The first Lost Boy of J. M. Barrie's life was his brother David. At the age of thirteen, David died in a skating accident and Barrie, though only six, was overwhelmed not by the death, but by his mother's grief. He later wrote about his desire to "become so like [David] that even my mother should not know the difference." For a week, Barrie practiced David's way of whistling to her, and then one morning stepped into his mother's darkened bedroom dressed in his dead brother's clothing and did his best to bring him back to life.

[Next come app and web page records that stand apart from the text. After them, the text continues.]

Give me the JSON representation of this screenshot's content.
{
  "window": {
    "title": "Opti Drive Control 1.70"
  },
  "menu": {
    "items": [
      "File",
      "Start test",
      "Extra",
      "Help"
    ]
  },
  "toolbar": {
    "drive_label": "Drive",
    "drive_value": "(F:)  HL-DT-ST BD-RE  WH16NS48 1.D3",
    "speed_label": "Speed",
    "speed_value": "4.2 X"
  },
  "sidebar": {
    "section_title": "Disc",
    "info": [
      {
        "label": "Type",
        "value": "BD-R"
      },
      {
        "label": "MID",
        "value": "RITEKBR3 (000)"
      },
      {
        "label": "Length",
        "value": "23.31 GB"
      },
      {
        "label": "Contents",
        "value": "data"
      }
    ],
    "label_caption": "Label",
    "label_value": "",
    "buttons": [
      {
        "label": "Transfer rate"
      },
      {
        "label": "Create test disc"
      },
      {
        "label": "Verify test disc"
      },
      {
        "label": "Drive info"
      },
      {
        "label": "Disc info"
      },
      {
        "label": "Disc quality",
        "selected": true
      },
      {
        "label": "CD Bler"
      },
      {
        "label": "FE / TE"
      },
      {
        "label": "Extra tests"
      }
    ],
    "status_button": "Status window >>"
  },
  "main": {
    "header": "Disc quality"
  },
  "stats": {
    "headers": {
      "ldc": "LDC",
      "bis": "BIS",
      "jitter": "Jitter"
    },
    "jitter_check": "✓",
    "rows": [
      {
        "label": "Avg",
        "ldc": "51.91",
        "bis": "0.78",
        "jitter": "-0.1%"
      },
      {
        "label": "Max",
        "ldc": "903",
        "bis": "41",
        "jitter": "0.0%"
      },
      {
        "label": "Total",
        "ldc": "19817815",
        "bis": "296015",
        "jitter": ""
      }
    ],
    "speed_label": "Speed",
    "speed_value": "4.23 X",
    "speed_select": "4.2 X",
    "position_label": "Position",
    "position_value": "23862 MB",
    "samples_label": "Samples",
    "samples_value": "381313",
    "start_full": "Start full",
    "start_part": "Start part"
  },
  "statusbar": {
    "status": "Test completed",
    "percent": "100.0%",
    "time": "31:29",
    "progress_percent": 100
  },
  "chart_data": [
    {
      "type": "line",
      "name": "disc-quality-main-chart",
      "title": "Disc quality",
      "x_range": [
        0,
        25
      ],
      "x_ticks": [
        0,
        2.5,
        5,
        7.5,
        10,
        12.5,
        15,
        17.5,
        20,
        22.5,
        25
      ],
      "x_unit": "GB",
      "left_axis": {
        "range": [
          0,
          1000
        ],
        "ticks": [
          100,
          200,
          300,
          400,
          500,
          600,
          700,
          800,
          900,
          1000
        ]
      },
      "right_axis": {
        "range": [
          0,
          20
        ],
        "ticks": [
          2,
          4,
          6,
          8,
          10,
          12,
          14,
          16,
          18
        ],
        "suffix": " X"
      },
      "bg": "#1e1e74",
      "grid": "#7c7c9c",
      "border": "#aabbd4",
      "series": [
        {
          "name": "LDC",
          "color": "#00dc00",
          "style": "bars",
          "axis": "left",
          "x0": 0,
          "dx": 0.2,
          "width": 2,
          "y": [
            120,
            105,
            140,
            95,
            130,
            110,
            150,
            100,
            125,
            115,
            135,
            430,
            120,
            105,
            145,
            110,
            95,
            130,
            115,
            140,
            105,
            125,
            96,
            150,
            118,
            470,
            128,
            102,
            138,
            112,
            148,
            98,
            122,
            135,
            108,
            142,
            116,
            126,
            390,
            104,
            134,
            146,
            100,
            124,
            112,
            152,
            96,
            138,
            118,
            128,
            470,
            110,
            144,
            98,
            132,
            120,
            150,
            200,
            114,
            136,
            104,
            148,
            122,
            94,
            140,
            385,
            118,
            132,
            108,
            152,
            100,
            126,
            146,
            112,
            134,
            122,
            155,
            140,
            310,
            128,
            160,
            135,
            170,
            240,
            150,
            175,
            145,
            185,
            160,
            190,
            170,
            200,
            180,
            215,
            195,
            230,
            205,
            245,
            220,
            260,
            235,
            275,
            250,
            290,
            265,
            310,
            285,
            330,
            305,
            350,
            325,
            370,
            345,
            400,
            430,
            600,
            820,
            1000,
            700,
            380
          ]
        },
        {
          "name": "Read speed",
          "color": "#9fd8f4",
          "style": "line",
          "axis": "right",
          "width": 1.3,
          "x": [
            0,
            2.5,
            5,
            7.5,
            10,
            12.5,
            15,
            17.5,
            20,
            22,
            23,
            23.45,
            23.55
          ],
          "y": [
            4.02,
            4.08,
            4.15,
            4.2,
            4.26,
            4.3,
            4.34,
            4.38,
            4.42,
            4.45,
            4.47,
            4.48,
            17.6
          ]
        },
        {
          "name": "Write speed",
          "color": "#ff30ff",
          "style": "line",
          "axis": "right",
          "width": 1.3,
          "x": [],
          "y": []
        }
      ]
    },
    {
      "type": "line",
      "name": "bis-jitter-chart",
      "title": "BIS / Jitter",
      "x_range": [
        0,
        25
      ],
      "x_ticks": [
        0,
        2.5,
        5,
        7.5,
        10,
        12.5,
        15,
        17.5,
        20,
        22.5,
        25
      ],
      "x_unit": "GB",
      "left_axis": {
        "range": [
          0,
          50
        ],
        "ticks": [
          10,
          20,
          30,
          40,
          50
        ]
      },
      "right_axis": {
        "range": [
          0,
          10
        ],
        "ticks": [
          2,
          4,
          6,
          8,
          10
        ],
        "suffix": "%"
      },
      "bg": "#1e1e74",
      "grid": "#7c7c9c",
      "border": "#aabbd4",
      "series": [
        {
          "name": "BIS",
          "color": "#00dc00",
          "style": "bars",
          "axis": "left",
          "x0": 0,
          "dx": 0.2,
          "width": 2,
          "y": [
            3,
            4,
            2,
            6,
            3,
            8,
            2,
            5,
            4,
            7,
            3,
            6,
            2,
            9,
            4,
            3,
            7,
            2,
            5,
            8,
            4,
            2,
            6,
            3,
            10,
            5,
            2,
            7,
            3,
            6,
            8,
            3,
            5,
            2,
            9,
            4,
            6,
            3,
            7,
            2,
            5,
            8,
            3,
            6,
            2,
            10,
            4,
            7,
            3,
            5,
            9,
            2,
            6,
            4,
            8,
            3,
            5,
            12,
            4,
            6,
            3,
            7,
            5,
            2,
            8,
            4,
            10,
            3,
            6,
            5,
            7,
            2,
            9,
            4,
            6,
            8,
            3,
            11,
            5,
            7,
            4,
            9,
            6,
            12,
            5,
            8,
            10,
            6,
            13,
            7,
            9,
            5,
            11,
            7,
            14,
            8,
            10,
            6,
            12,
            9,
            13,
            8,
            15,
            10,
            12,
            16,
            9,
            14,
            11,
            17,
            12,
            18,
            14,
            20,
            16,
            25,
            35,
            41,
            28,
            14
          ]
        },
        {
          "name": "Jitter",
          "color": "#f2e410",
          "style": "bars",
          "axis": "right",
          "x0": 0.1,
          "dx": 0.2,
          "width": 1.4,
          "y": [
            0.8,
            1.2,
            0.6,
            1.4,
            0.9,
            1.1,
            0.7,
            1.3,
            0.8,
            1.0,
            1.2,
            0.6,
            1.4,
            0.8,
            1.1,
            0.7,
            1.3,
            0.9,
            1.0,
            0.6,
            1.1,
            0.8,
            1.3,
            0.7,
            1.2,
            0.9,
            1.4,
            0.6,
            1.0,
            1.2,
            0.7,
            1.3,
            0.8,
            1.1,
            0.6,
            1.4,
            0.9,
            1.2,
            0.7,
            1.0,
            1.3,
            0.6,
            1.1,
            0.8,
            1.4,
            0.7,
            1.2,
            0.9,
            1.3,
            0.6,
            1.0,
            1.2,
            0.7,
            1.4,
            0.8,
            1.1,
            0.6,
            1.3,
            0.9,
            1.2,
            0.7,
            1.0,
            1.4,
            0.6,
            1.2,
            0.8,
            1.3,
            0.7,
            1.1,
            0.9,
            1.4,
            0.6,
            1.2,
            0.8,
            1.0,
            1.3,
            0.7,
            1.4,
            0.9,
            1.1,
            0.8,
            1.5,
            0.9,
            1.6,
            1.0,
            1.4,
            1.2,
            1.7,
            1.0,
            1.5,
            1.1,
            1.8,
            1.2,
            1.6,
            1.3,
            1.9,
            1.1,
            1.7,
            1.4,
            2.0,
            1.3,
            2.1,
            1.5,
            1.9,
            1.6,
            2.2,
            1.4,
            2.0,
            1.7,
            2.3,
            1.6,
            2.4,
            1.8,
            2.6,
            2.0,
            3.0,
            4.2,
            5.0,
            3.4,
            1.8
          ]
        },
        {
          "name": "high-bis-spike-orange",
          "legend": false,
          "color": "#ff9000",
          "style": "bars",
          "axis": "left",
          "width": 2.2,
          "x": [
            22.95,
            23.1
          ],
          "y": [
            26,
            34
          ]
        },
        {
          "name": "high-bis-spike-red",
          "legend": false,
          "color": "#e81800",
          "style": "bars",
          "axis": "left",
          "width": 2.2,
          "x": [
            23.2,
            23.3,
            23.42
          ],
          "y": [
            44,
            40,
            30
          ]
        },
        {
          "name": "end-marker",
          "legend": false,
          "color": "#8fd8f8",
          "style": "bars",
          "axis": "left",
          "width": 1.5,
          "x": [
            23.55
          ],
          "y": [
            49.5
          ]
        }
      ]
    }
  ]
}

The second Lost Boys entered Barrie's life when he was in his late thirties, already a famous novelist. They were the sons of Arthur and Sylvia Llewelyn Davies, Barrie's London neighbours. Barrie first met the boys in Kensington Gardens, they walking with their nanny, Barrie walking with -- or perhaps, being slight and barely five feet tall, walked by -- his St. Bernard. This was 1897; over the next few years, Barrie became a constant companion to the boys, and a close friend to their mother. When the families vacationed together one summer, Barrie organized a two-week game of shipwrecks, pirates, fairies and gangplank rescues. He took photographs of these theatrics, wrote chapter headings, and published a cloth-bound, two-copy edition of their Never Never Land, entitled The Boy Castaways. Over the next four years, this would become the basis of Peter Pan, or The Boy Who Wouldn't Grow Up, one of the most produced plays in theatrical history.
Arthur Davies did not like Barrie's obsession with his sons, or Barrie's constant presence in his house. When Barrie gave him the Davies copy of The Boy Castaways, he immediately lost it on the train; when Barrie moved to an even closer Kensington address, he moved his family twenty-five miles out of town. Some of Barrie's contemporaries also viewed his attentions with suspicion; several modern biographers and psychiatrists go further, seeing evidence of paedophilia. The youngest boy, Nico, has described Barrie as an asexual "innocent." He married in his mid-thirties, but his dispassion for his wife -- and for adult sexuality -- seems to have been immediate and profound. They led separate lives, and she eventually divorced him.
The second-oldest boy, Peter, wrote in the 1950s that he viewed Barrie as a "strange little creature [who] in the end brought more sorrow than happiness" into their family. Throughout their lives, all the boys were regarded in light of their association with Barrie. Peter said that his namesake made his schoolboy years a torment; when he committed suicide in 1960, though a respected middle-aged publisher the newspapers headlined, "Peter Pan Killed By London Subway Train."
Many involved in the first production expected a disaster. Technical problems were so severe that the scheduled opening had to be delayed a week. To the last Barrie was writing material for the front-of-curtain improvisations that were needed to cover the interminable set changes.
A larger worry was the script. The problem plays of Shaw and Ibsen dominated turn-of-the-century theatre -- even Barrie's last play, Ibsen's Ghost, had been of this sort. And the Peter Pan rehearsals had been conducted in strict secrecy. What would an unsuspecting and sophisticated first-night audience make of a girl-boy flying across the stage to ask them, "Do you believe in fairies? If you believe, wave your handkerchiefs and clap your hands!" Barrie told the orchestra to be ready to down their instruments and clap their loudest.
When that moment came, on December 27th, 1904, the audience burst into such overwhelming applause that the actress playing Peter Pan burst into tears. "The elite of London society," wrote one reviewer, "succumbed as one to Barrie's spell." Shaw dismissed the play as artificial, something "foisted on children by grown-ups," but Mark Twain called it "an uplifting benefaction to this sordid and money-mad age." The annual Christmas productions and Disney immortality might seem to argue for Twain over Shaw.
The Davies family itself proved all too mortal. Arthur Davies died of cancer while the boys were still young, and Sylvia Davies died just a few years later. Barrie was wealthy and devoted, the obvious choice for Guardian, and in 1910 his Lost Boys became Found Sons -- though some were less happy about it than others. And then the two boys to whom Barrie was most closely attached died: George was killed in action in WWI, at the age of 23; and Michael was killed in a drowning accident, perhaps suicide, at the age of 21.
Peter Pan was not published until 1928, seven years after Michael's death. It was prefaced by Barrie's ten-page dedication, a eulogy of his Lost Boys and their lives together -- of which remained, he wrote, only "broken fragments of immortality."